(EXERCISE DATA)
######
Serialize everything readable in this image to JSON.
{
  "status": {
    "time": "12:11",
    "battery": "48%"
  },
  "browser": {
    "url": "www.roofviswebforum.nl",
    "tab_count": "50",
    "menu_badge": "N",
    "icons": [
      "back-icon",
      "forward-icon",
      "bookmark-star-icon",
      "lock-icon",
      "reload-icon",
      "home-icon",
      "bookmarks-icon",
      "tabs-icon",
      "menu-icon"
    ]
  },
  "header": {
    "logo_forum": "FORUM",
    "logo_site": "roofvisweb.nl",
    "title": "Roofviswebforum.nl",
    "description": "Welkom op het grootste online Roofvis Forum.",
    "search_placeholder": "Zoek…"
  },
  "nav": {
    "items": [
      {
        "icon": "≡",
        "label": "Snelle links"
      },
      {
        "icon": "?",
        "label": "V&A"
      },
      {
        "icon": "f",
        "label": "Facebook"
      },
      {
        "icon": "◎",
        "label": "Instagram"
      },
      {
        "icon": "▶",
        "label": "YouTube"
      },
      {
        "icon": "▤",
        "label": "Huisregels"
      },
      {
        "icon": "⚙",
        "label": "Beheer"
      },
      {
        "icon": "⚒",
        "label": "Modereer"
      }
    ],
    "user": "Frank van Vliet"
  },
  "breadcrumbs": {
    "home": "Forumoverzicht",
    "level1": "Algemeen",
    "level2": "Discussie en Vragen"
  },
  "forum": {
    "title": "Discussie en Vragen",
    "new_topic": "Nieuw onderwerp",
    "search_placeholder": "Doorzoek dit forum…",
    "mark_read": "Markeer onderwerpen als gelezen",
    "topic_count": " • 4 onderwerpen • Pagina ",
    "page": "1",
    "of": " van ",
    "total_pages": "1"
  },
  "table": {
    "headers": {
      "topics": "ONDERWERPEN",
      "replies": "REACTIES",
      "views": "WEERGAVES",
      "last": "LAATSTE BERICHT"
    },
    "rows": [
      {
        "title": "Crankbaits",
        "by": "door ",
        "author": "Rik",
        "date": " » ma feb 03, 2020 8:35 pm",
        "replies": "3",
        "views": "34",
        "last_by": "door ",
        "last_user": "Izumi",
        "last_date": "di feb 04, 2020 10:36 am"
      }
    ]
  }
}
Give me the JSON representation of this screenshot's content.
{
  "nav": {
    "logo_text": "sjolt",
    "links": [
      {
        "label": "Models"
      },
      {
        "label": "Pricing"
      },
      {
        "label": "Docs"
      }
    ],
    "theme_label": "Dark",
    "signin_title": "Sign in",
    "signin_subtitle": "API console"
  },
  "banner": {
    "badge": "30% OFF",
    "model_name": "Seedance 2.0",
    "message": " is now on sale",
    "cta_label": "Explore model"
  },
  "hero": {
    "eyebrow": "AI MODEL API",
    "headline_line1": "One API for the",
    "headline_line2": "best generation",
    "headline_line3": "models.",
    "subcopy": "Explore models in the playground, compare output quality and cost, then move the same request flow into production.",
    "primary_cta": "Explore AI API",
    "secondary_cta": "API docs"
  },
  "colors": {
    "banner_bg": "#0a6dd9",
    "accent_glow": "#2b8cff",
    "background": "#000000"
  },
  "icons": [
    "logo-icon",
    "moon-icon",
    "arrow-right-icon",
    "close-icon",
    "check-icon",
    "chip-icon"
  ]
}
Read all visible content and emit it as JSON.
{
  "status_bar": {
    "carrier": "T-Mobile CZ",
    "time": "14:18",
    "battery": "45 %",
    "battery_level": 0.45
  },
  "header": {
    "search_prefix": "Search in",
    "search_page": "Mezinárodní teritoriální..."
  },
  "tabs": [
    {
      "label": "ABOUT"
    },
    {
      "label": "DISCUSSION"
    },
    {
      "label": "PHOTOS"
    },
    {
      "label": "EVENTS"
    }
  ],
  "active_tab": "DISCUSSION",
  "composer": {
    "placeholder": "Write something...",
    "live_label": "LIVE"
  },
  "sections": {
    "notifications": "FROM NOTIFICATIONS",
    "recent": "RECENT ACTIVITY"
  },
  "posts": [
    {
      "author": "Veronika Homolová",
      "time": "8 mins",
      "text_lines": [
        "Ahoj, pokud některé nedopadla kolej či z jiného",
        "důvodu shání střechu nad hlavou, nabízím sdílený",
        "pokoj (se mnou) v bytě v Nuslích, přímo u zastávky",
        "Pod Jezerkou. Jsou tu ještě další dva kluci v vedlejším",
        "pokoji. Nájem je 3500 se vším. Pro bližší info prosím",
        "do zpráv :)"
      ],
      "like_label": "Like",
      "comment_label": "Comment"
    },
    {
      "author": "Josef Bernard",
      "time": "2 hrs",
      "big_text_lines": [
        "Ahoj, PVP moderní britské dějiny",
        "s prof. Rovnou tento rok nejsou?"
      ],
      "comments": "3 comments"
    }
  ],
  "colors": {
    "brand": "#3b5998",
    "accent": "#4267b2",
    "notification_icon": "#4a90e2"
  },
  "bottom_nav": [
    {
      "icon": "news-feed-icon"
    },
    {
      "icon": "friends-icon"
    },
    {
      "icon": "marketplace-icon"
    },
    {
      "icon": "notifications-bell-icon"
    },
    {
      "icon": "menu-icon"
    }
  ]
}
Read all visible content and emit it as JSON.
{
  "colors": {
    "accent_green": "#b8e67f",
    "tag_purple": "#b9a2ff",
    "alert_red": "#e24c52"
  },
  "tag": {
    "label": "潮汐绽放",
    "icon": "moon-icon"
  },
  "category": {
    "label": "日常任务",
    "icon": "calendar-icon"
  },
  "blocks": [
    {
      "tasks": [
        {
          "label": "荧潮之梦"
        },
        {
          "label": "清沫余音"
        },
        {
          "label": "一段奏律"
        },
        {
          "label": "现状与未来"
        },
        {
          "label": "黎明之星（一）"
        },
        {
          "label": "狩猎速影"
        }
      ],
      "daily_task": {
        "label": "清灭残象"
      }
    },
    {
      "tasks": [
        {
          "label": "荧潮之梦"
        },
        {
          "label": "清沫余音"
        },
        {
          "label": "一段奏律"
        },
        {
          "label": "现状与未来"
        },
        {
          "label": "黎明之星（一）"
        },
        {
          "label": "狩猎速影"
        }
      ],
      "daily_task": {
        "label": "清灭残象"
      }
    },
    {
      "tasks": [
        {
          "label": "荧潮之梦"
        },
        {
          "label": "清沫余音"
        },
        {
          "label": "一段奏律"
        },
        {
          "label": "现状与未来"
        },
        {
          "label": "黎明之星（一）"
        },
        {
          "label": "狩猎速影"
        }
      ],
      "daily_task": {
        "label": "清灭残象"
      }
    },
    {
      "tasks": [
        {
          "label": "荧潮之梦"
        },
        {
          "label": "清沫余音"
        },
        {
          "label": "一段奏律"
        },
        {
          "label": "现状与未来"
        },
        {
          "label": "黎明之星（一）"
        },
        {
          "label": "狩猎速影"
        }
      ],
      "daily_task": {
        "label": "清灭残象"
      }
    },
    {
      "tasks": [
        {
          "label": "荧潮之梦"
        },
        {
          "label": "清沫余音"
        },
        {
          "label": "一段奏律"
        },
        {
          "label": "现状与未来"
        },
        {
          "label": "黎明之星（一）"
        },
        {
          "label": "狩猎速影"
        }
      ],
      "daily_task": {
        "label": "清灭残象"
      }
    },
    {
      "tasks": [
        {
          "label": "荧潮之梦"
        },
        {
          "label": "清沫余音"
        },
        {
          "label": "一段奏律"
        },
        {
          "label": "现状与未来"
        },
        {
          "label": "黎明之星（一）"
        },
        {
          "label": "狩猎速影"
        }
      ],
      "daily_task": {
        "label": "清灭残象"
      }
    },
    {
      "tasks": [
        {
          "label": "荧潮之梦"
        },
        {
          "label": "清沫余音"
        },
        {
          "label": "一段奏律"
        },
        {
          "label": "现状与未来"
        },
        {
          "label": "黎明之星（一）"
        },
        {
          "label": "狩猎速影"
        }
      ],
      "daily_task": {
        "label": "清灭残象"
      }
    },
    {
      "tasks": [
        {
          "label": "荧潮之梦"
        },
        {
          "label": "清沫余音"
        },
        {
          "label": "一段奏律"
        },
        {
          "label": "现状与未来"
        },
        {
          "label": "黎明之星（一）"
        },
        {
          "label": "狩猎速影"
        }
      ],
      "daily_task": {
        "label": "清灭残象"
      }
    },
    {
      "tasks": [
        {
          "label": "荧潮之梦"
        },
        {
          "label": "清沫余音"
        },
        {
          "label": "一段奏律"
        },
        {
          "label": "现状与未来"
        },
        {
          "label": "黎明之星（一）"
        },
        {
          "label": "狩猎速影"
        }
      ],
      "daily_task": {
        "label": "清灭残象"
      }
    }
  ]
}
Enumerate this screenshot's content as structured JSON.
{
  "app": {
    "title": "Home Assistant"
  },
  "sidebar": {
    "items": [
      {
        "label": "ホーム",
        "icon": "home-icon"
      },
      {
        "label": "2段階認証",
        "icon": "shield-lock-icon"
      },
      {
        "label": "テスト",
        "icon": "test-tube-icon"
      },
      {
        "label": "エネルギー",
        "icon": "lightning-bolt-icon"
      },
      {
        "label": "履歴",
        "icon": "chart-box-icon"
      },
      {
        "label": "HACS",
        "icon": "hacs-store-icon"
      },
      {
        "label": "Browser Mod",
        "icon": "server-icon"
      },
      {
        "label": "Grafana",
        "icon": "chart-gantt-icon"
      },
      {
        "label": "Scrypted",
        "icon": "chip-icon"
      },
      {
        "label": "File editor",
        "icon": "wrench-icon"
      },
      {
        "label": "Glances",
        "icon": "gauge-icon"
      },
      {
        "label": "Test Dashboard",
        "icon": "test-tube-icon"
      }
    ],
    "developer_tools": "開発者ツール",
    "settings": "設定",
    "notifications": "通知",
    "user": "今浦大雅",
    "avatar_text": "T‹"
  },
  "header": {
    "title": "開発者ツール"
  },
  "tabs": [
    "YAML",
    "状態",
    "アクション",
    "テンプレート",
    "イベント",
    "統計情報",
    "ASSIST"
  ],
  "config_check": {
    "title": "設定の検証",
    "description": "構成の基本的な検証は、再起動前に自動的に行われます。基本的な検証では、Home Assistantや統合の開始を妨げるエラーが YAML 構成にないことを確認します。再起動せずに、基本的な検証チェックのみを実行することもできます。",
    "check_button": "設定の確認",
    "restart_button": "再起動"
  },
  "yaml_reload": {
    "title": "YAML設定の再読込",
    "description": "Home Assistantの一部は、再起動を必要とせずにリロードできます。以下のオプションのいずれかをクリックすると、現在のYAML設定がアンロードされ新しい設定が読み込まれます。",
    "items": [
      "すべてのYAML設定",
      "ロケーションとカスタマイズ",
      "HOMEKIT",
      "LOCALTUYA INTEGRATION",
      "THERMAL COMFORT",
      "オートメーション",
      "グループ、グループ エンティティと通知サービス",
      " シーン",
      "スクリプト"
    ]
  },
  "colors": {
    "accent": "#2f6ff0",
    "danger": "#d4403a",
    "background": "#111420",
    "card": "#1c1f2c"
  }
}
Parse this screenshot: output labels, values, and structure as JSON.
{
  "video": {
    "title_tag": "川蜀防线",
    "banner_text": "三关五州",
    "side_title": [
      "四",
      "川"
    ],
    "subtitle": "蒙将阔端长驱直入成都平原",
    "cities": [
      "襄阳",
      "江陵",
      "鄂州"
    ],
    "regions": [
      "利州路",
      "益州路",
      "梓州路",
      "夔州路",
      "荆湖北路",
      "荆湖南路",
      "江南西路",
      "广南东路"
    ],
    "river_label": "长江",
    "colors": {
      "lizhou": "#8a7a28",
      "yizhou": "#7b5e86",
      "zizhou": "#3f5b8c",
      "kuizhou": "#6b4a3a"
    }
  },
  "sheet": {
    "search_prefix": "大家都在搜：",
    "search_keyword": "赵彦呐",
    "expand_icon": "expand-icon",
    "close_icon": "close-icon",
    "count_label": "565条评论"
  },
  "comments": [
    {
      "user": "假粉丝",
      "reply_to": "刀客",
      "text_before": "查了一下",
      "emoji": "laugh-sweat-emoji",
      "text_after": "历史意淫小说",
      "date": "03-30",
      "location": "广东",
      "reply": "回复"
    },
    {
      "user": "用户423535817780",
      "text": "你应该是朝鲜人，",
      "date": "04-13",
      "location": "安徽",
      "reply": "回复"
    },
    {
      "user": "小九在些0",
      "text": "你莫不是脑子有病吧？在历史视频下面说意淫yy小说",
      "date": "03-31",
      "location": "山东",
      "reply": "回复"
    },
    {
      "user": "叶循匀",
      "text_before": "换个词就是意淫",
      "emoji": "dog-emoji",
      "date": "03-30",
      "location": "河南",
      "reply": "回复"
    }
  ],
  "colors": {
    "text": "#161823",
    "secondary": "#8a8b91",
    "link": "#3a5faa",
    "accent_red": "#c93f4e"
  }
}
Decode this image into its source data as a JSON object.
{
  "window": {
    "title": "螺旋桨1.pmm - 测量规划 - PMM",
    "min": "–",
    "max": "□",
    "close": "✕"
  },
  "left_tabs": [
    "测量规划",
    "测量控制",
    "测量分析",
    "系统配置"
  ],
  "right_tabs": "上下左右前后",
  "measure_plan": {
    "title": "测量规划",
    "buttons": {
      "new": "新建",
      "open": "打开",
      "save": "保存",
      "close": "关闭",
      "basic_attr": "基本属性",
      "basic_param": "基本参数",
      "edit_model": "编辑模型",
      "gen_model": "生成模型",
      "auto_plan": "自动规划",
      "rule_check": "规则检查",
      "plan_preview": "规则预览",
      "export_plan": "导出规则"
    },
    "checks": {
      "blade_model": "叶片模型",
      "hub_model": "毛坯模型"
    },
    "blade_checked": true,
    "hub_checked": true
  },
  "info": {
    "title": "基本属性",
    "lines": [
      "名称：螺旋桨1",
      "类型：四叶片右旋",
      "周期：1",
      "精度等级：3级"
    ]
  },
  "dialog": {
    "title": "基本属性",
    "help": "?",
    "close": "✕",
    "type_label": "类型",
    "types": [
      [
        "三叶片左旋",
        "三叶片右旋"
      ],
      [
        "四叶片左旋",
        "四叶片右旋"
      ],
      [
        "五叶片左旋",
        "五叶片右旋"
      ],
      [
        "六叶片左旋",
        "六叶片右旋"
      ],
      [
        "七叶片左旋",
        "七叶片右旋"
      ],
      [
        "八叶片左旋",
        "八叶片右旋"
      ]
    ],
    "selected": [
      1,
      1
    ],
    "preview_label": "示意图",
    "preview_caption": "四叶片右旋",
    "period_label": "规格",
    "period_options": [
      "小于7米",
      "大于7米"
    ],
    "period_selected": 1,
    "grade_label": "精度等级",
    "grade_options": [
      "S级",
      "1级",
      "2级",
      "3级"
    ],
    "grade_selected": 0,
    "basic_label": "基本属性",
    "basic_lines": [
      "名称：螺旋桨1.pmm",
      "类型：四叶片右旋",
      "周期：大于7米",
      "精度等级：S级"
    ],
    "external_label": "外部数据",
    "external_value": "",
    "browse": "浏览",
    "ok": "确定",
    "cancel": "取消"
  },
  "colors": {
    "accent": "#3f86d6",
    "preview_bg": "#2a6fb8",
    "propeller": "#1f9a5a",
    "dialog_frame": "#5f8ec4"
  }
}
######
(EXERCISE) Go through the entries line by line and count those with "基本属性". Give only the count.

(COMPLETED EXERCISE) 4